Lancaster House: A deep-rooted love of Autumnal Fayre

Lancaster House general manager and Food & Wine lover Tim Bell, tells us why this Autumn should taste extra special this year.

Horticulturaly speaking, it’s been a pretty good year so far. The spring was mild and relatively frost-free, the summer heralded some great periods of warm, unbroken sunshine, and here now, as the leaves slowly turn into their annual shade of gold, we’ve enjoyed a sublime autumn. The net result of this continual run of fine weather is an autumnal harvest of un-paralleled quality for the Great British Crop.

So, what should we be looking out for on our home-grown Supermarket shelves this month, and what are some of the best dishes to celebrate the depth of flavours in this year’s offerings?

Wild Mushrooms

wild-mushroom-2Wild Mushrooms are a personal favourite of mine, and offer an un-rivalled taste over the comparatively bland and cosmetically perfect “round white” mushrooms we prefer to buy. Sure, their cheaper, but if you can push the pennies a little further, go for a different type, something maybe a little darker and dare I say it – “Exotic”. As well as flavour, you’re also getting a great source of Potassium, Fibre and believe it or not, Protein. So you can easily ditch your meat in favour of the fungus and make the mushroom your “main event”.

Serving suggestion: Wild Mushroom Risotto

wild-mushroom

Try making a simple Risotto with some wild mushrooms, adding just a small handful of petit pois just before the end to give a tasty, filling dish.

Serving suggestion: Wild Mushroom cous cous

wild-mushroom-3

Alternatively, frying some wild mushrooms up with a little knob of butter and some garlic will go perfectly with some savoury cous cous & caramelised shallots.

You’ll find plenty of simple Wild Mushroom recipes from all the most respected Chefs online.

Root Vegetables

autumn-veg

The root-vegetable crop should be a bumper one this year, instead of the usual suspects, how about trying some of the other tasty veg which sadly doesn’t command the same shelf-volumes as the “popular” choices.

Serving suggestion: Sauté Salsify

salsify

Salsify, which is a root-veg belonging to the Dandelion family never looks the most appealing of choices when sat alongside the noble carrot and parsnip. But underneath that skin is a white, creamy flesh that oozes flavour. They can be boiled and mashed like any root veg, but try cutting into 1-inch long batons and sautéing in butter for a few minutes. They’ll go well as an original and delicious side-dish to any red or white meat.

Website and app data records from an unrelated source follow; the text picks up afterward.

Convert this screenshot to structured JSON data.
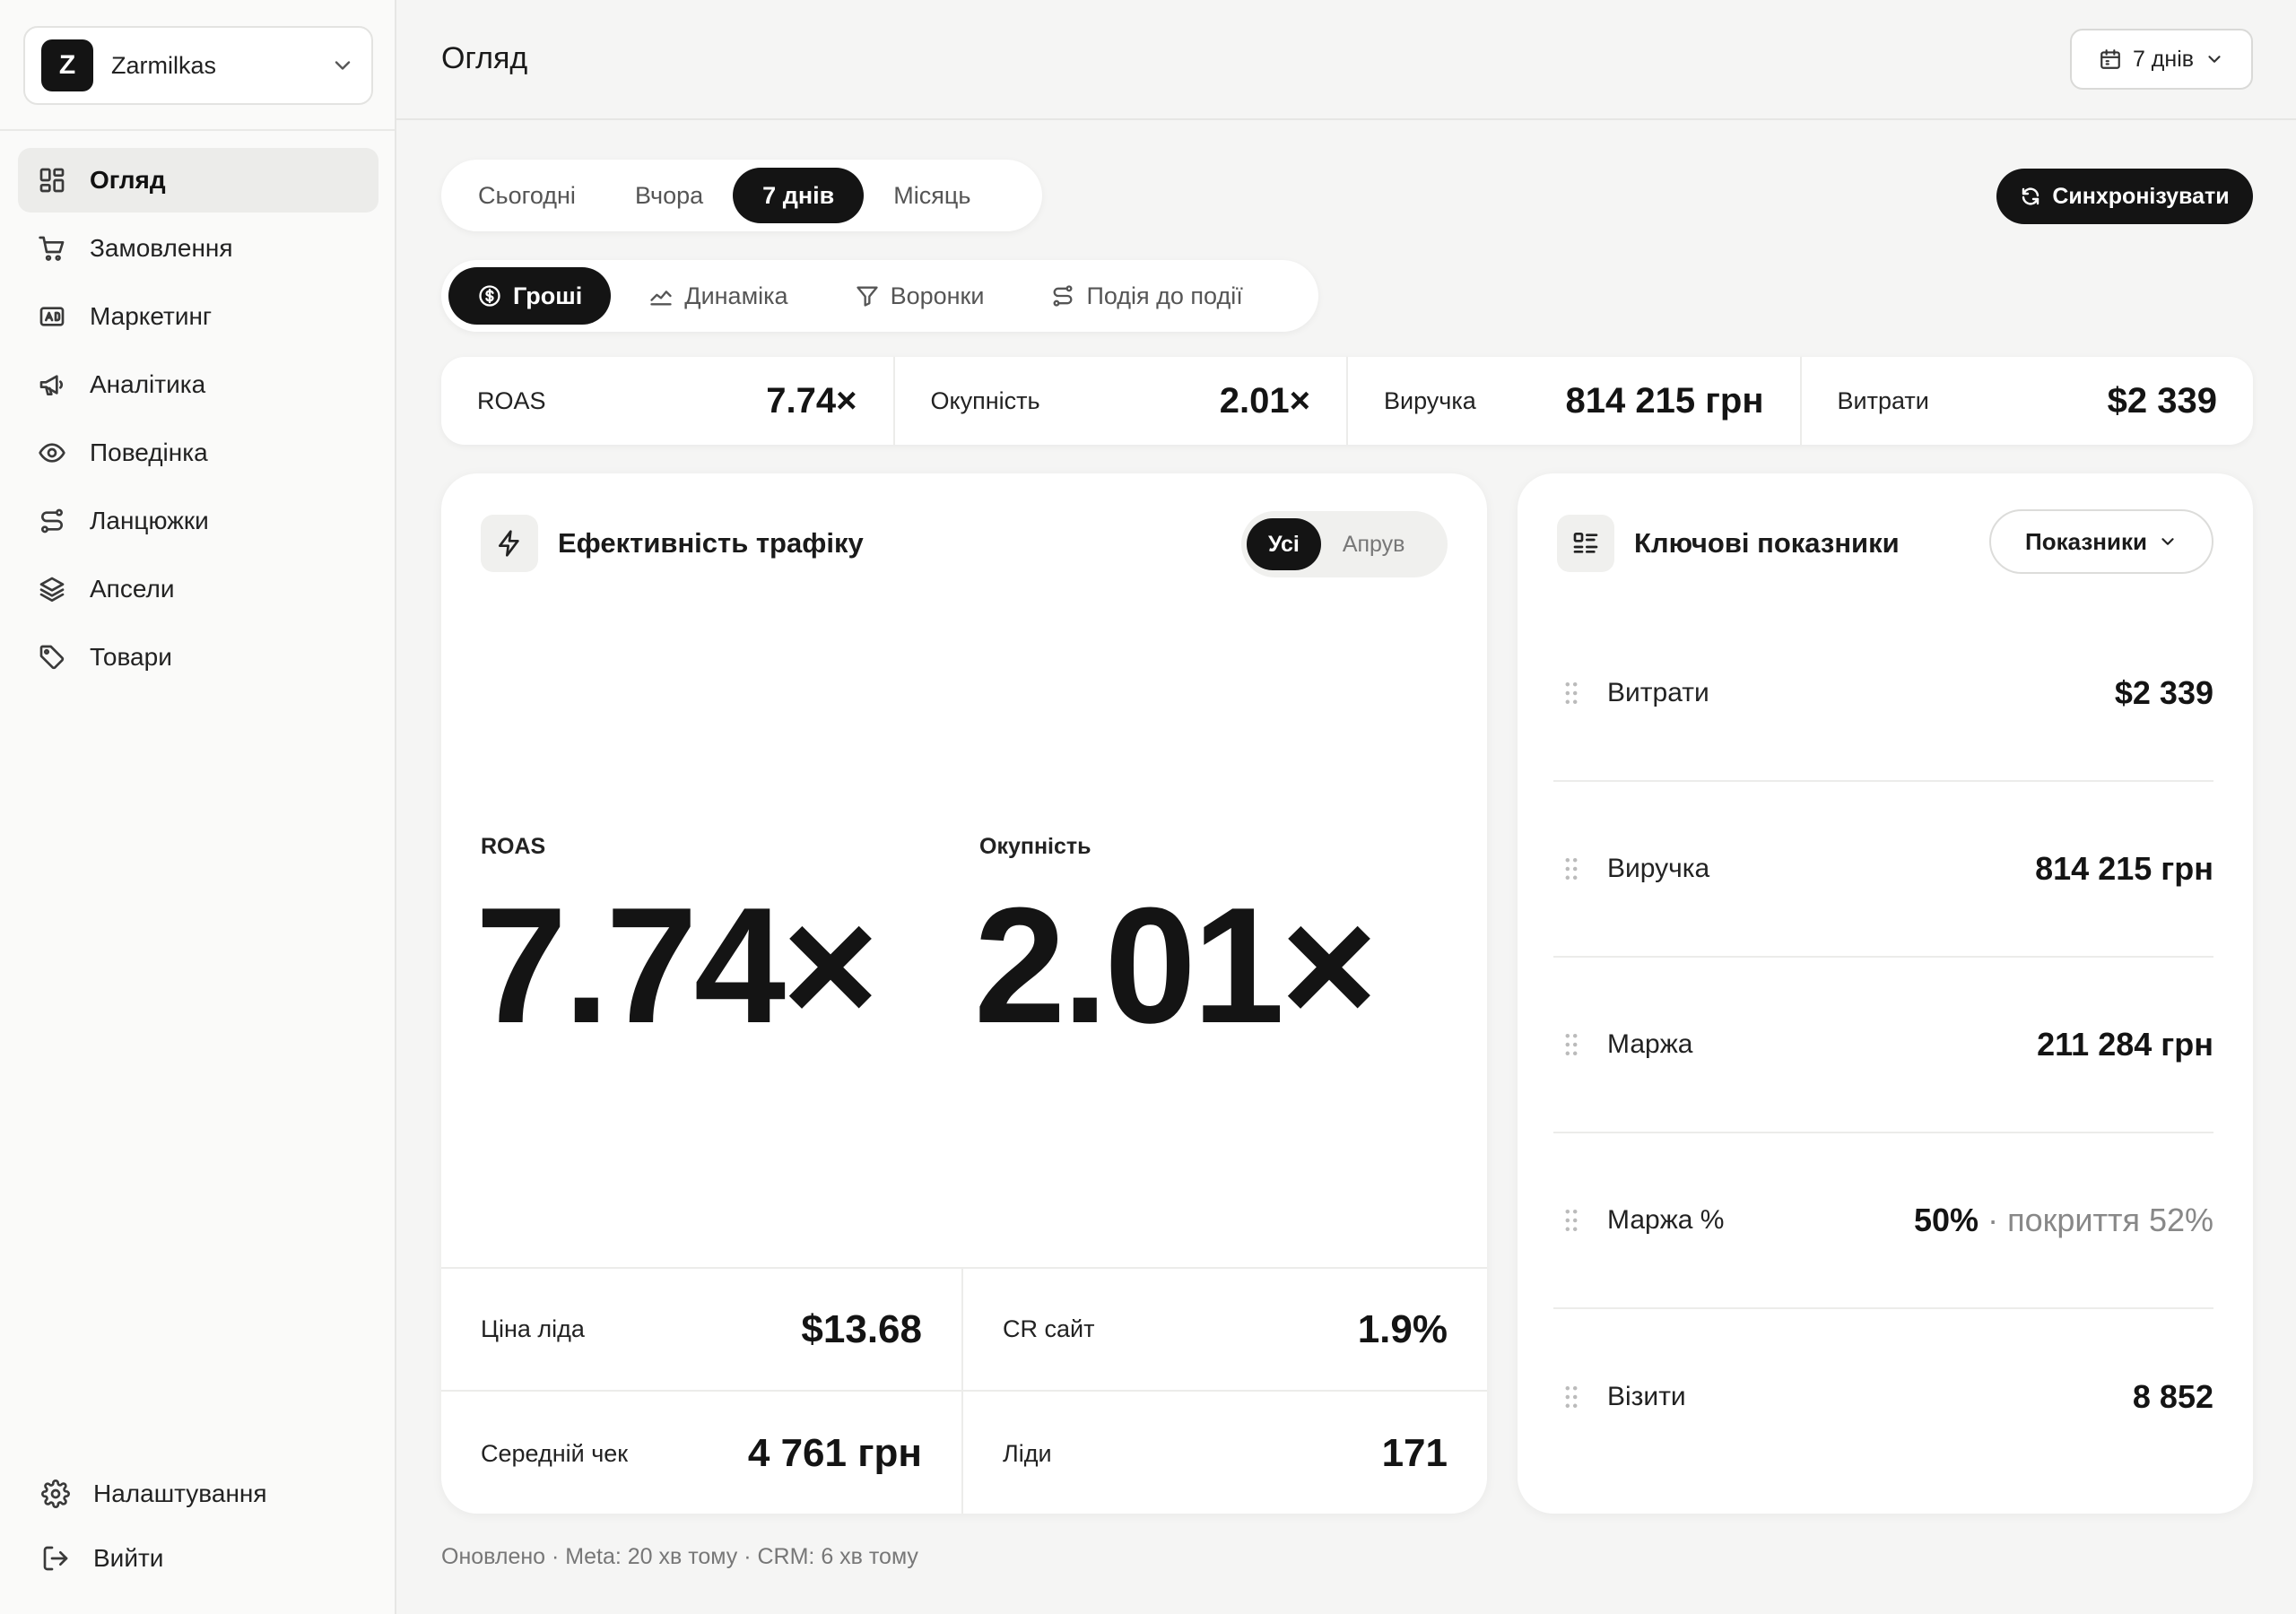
{
  "workspace": {
    "initial": "Z",
    "name": "Zarmilkas"
  },
  "nav": [
    {
      "label": "Огляд",
      "icon": "dashboard-grid-icon",
      "active": true
    },
    {
      "label": "Замовлення",
      "icon": "cart-icon",
      "active": false
    },
    {
      "label": "Маркетинг",
      "icon": "ad-icon",
      "active": false
    },
    {
      "label": "Аналітика",
      "icon": "megaphone-icon",
      "active": false
    },
    {
      "label": "Поведінка",
      "icon": "eye-icon",
      "active": false
    },
    {
      "label": "Ланцюжки",
      "icon": "route-icon",
      "active": false
    },
    {
      "label": "Апсели",
      "icon": "layers-icon",
      "active": false
    },
    {
      "label": "Товари",
      "icon": "tag-icon",
      "active": false
    }
  ],
  "nav_bottom": [
    {
      "label": "Налаштування",
      "icon": "gear-icon"
    },
    {
      "label": "Вийти",
      "icon": "logout-icon"
    }
  ],
  "header": {
    "title": "Огляд",
    "range_label": "7 днів"
  },
  "period_tabs": [
    {
      "label": "Сьогодні",
      "active": false
    },
    {
      "label": "Вчора",
      "active": false
    },
    {
      "label": "7 днів",
      "active": true
    },
    {
      "label": "Місяць",
      "active": false
    }
  ],
  "sync_label": "Синхронізувати",
  "view_tabs": [
    {
      "label": "Гроші",
      "icon": "dollar-circle-icon",
      "active": true
    },
    {
      "label": "Динаміка",
      "icon": "area-chart-icon",
      "active": false
    },
    {
      "label": "Воронки",
      "icon": "funnel-icon",
      "active": false
    },
    {
      "label": "Подія до події",
      "icon": "route-icon",
      "active": false
    }
  ],
  "strip": [
    {
      "label": "ROAS",
      "value": "7.74×"
    },
    {
      "label": "Окупність",
      "value": "2.01×"
    },
    {
      "label": "Виручка",
      "value": "814 215 грн"
    },
    {
      "label": "Витрати",
      "value": "$2 339"
    }
  ],
  "traffic": {
    "title": "Ефективність трафіку",
    "segments": [
      {
        "label": "Усі",
        "active": true
      },
      {
        "label": "Апрув",
        "active": false
      }
    ],
    "big": [
      {
        "label": "ROAS",
        "value": "7.74×"
      },
      {
        "label": "Окупність",
        "value": "2.01×"
      }
    ],
    "grid": [
      {
        "label": "Ціна ліда",
        "value": "$13.68"
      },
      {
        "label": "CR сайт",
        "value": "1.9%"
      },
      {
        "label": "Середній чек",
        "value": "4 761 грн"
      },
      {
        "label": "Ліди",
        "value": "171"
      }
    ]
  },
  "key": {
    "title": "Ключові показники",
    "button_label": "Показники",
    "rows": [
      {
        "label": "Витрати",
        "value": "$2 339",
        "sub": ""
      },
      {
        "label": "Виручка",
        "value": "814 215 грн",
        "sub": ""
      },
      {
        "label": "Маржа",
        "value": "211 284 грн",
        "sub": ""
      },
      {
        "label": "Маржа %",
        "value": "50%",
        "sub": " · покриття 52%"
      },
      {
        "label": "Візити",
        "value": "8 852",
        "sub": ""
      }
    ]
  },
  "footer_note": "Оновлено · Meta: 20 хв тому · CRM: 6 хв тому"
}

Serving suggestion: Pan-fried Kale

kale

Kale often gets overlooked and is hugely under-rated for its taste potential. After blanching in water for 3-4 minutes, try pan-frying some in a hot wok for about another 4 minutes with just a little garlic, olive oil and seasoning. Amazing! It’ll also go well mixed in with your favourite long-pasta dish such as tagliatelle or spaghetti.

Serving suggestion: Roasted Celeriac

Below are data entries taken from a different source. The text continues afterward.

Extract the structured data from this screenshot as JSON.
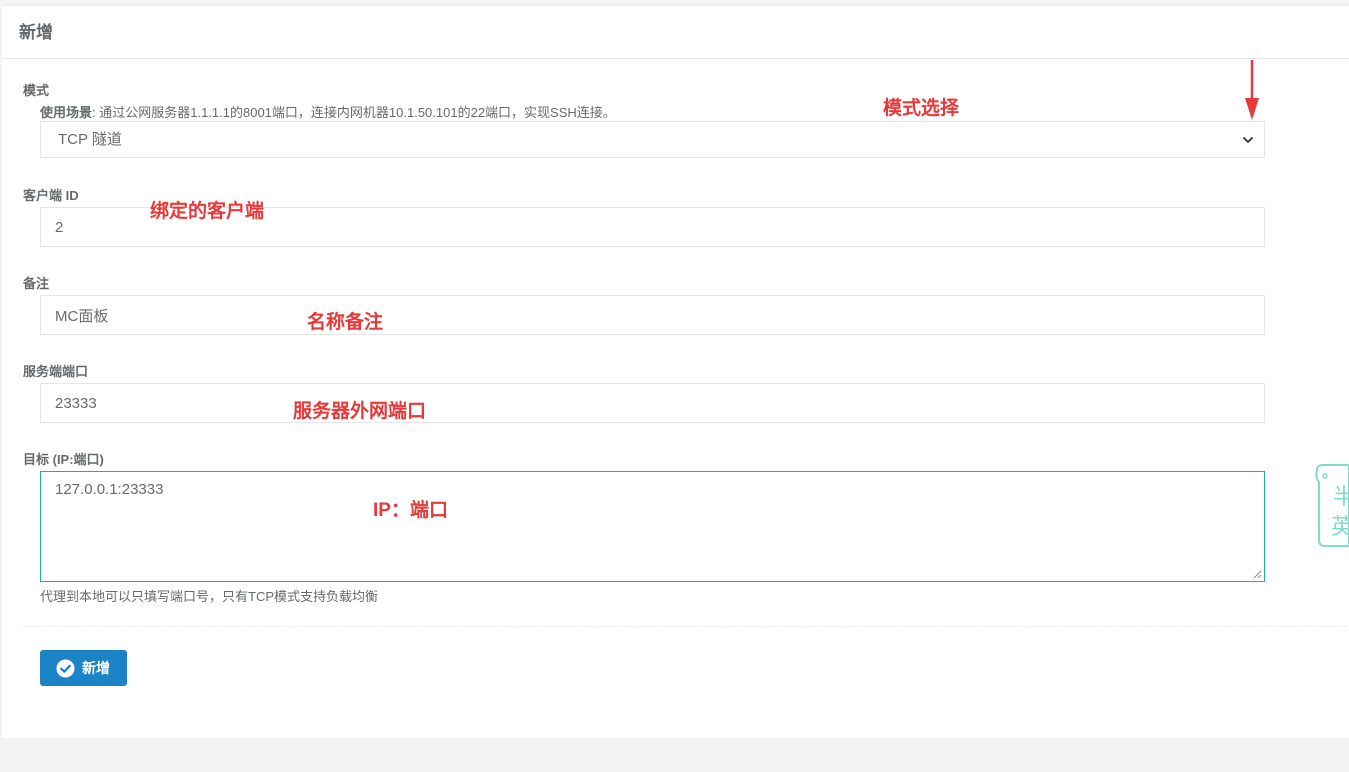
{
  "panel": {
    "title": "新增"
  },
  "mode": {
    "label": "模式",
    "scene_label": "使用场景",
    "scene_text": ": 通过公网服务器1.1.1.1的8001端口，连接内网机器10.1.50.101的22端口，实现SSH连接。",
    "selected": "TCP 隧道"
  },
  "client": {
    "label": "客户端 ID",
    "value": "2"
  },
  "remark": {
    "label": "备注",
    "value": "MC面板"
  },
  "server_port": {
    "label": "服务端端口",
    "value": "23333"
  },
  "target": {
    "label": "目标 (IP:端口)",
    "value": "127.0.0.1:23333",
    "help": "代理到本地可以只填写端口号，只有TCP模式支持负载均衡"
  },
  "submit": {
    "label": "新增"
  },
  "annotations": {
    "mode": "模式选择",
    "client": "绑定的客户端",
    "remark": "名称备注",
    "server_port": "服务器外网端口",
    "target": "IP：端口"
  },
  "sticker": {
    "line1": "半",
    "line2": "英"
  },
  "colors": {
    "accent_green": "#1ab394",
    "button_blue": "#1c84c6",
    "annotation_red": "#e8393a"
  }
}
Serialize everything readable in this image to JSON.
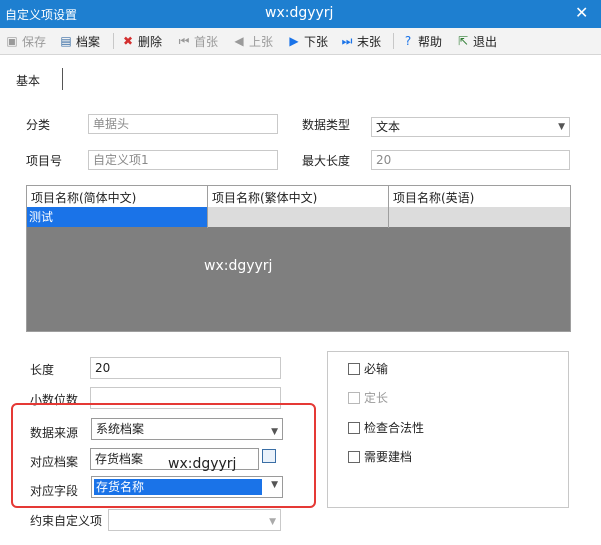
{
  "window": {
    "title": "自定义项设置",
    "watermark": "wx:dgyyrj",
    "close": "✕"
  },
  "toolbar": {
    "save": "保存",
    "archive": "档案",
    "delete": "删除",
    "first": "首张",
    "prev": "上张",
    "next": "下张",
    "last": "末张",
    "help": "帮助",
    "exit": "退出"
  },
  "tabs": {
    "basic": "基本"
  },
  "form": {
    "category_label": "分类",
    "category_value": "单据头",
    "datatype_label": "数据类型",
    "datatype_value": "文本",
    "itemno_label": "项目号",
    "itemno_value": "自定义项1",
    "maxlen_label": "最大长度",
    "maxlen_value": "20"
  },
  "grid": {
    "headers": [
      "项目名称(简体中文)",
      "项目名称(繁体中文)",
      "项目名称(英语)"
    ],
    "row1": [
      "测试",
      "",
      ""
    ],
    "watermark": "wx:dgyyrj"
  },
  "lower": {
    "length_label": "长度",
    "length_value": "20",
    "decimal_label": "小数位数",
    "decimal_value": "",
    "source_label": "数据来源",
    "source_value": "系统档案",
    "archive_label": "对应档案",
    "archive_value": "存货档案",
    "field_label": "对应字段",
    "field_value": "存货名称",
    "constraint_label": "约束自定义项",
    "constraint_value": "",
    "watermark": "wx:dgyyrj"
  },
  "checks": {
    "required": "必输",
    "fixed": "定长",
    "validate": "检查合法性",
    "need_archive": "需要建档"
  },
  "colors": {
    "title_bar": "#1e7fd0",
    "selection": "#1a73e8",
    "highlight_box": "#e53935"
  }
}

celeriac

My final suggestion to you is the sublimely diverse and increasingly popular Celeriac. A ridiculously easy way to enjoy this vegetable is to cut it into wedges, and place in a bowl. Drizzle over some Sunflower oil and season generously. Place the wedges into an ovenproof dish which has been smeared with butter, and then drizzle over some Marsala, Sherry or White Port. Don’t drown them, but just enough to add the flavour of the wine. Roast at 180 degrees until brown, taking care that they don’t stick to the dish. A great side dish for most fish and white meat.

Lancaster House Foodworks restaurant

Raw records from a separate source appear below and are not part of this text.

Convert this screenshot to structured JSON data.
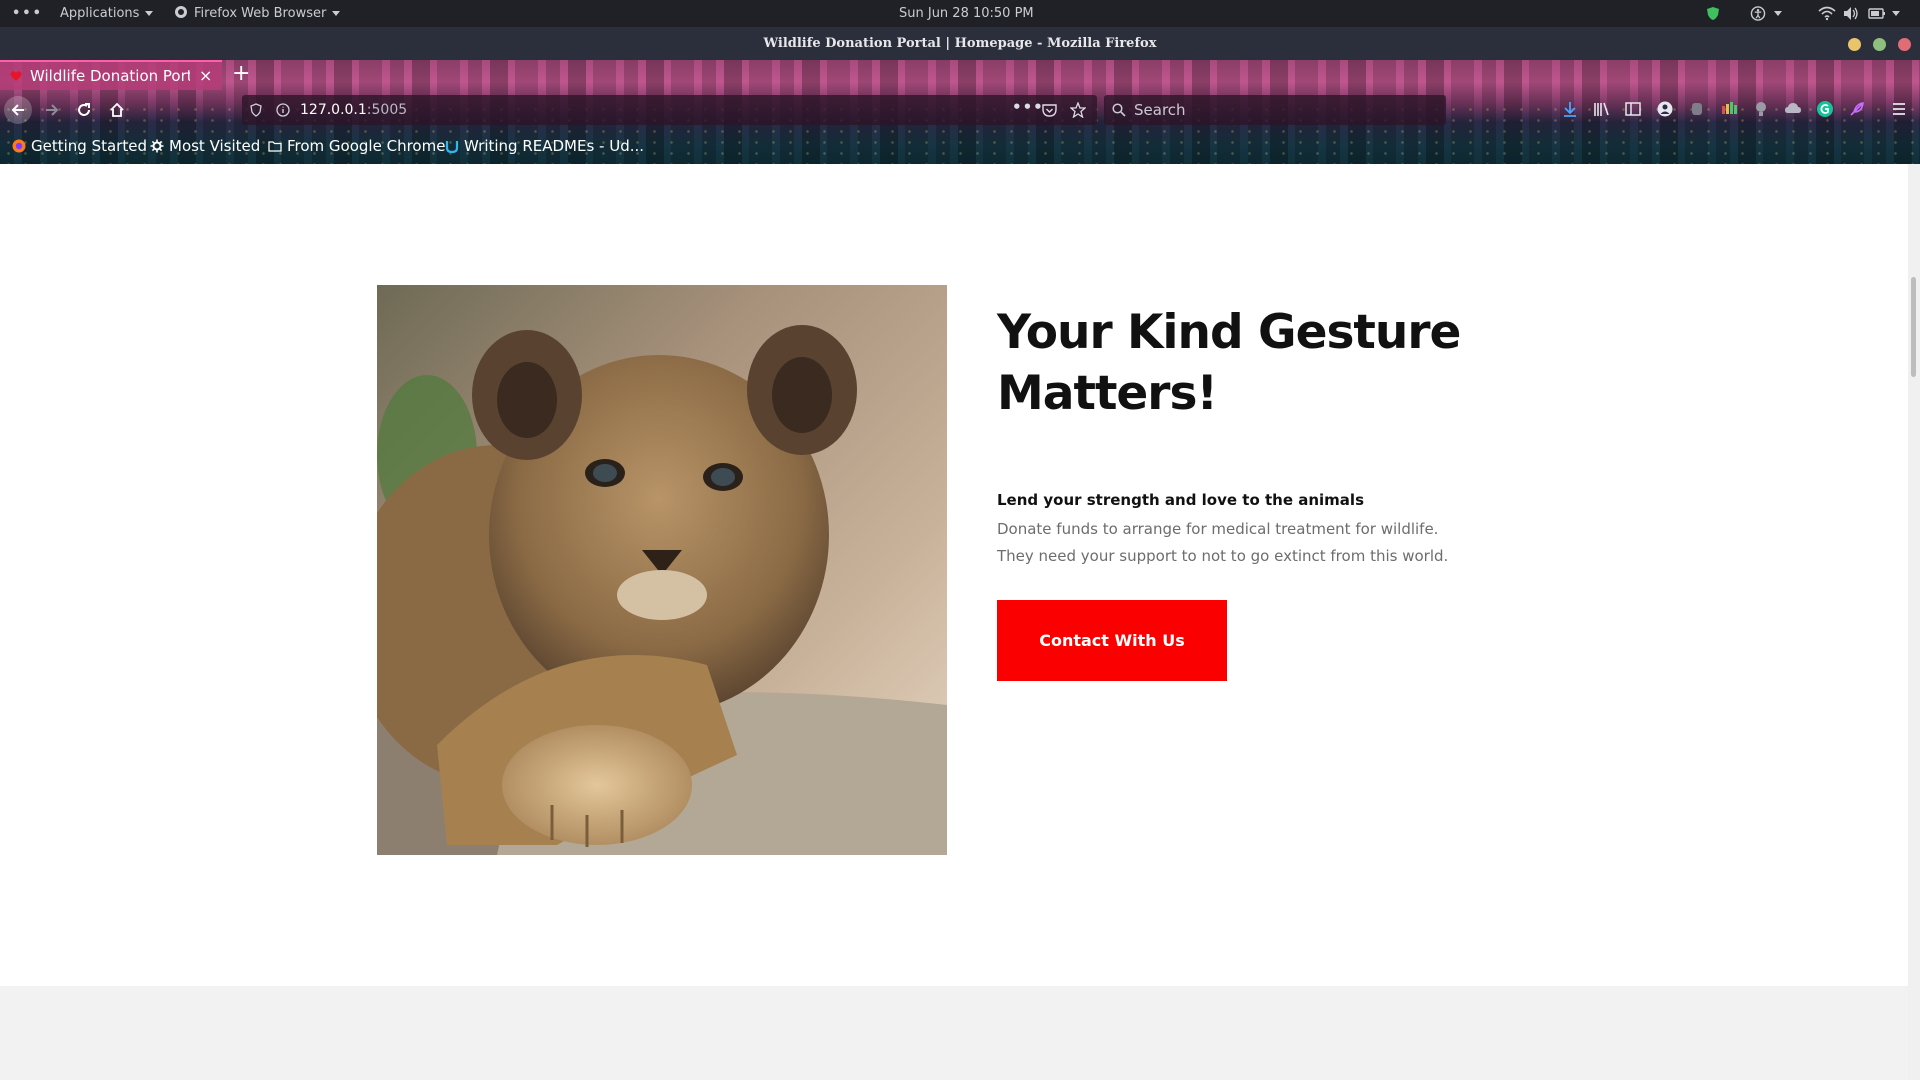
{
  "topbar": {
    "activities": "•••",
    "applications": "Applications",
    "app_name": "Firefox Web Browser",
    "clock": "Sun Jun 28  10:50 PM"
  },
  "window": {
    "title": "Wildlife Donation Portal | Homepage - Mozilla Firefox",
    "buttons": [
      {
        "name": "minimize",
        "color": "#e9c46a"
      },
      {
        "name": "maximize",
        "color": "#8fbf7f"
      },
      {
        "name": "close",
        "color": "#e06c75"
      }
    ]
  },
  "tabs": [
    {
      "label": "Wildlife Donation Porta",
      "close": "×",
      "favicon_color": "#e8142a"
    }
  ],
  "newtab_label": "+",
  "navbar": {
    "url_host": "127.0.0.1",
    "url_port": ":5005",
    "search_placeholder": "Search"
  },
  "bookmarks": [
    {
      "label": "Getting Started",
      "icon": "firefox-icon"
    },
    {
      "label": "Most Visited",
      "icon": "gear-icon"
    },
    {
      "label": "From Google Chrome",
      "icon": "folder-icon"
    },
    {
      "label": "Writing READMEs - Ud...",
      "icon": "udacity-icon"
    }
  ],
  "hero": {
    "headline": "Your Kind Gesture Matters!",
    "subheading": "Lend your strength and love to the animals",
    "description": "Donate funds to arrange for medical treatment for wildlife. They need your support to not to go extinct from this world.",
    "cta_label": "Contact With Us",
    "cta_color": "#fa0000"
  },
  "colors": {
    "accent": "#fa0000",
    "tab_highlight": "#ff5fa8"
  }
}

Foodworks Restaurant
Foodworks Restaurant

Be bold and brave this autumn and try something new. At Lancaster House Foodworks restaurant each dish is prepared with care and imagination using the very best fruits of autumn, be sure to check out our new menu and ever changing specials board where head chef Damien Ng incorporates local, in season produce to tickle your taste buds.

  • Written by: Tim Bell, General Manger of Lancaster House

Leave a Reply

Fill in your details below or click an icon to log in:

WordPress.com Logo

You are commenting using your WordPress.com account. Log Out / Change )

Twitter picture

You are commenting using your Twitter account. Log Out / Change )

Facebook photo

You are commenting using your Facebook account. Log Out / Change )

Google+ photo

You are commenting using your Google+ account. Log Out / Change )

Connecting to %s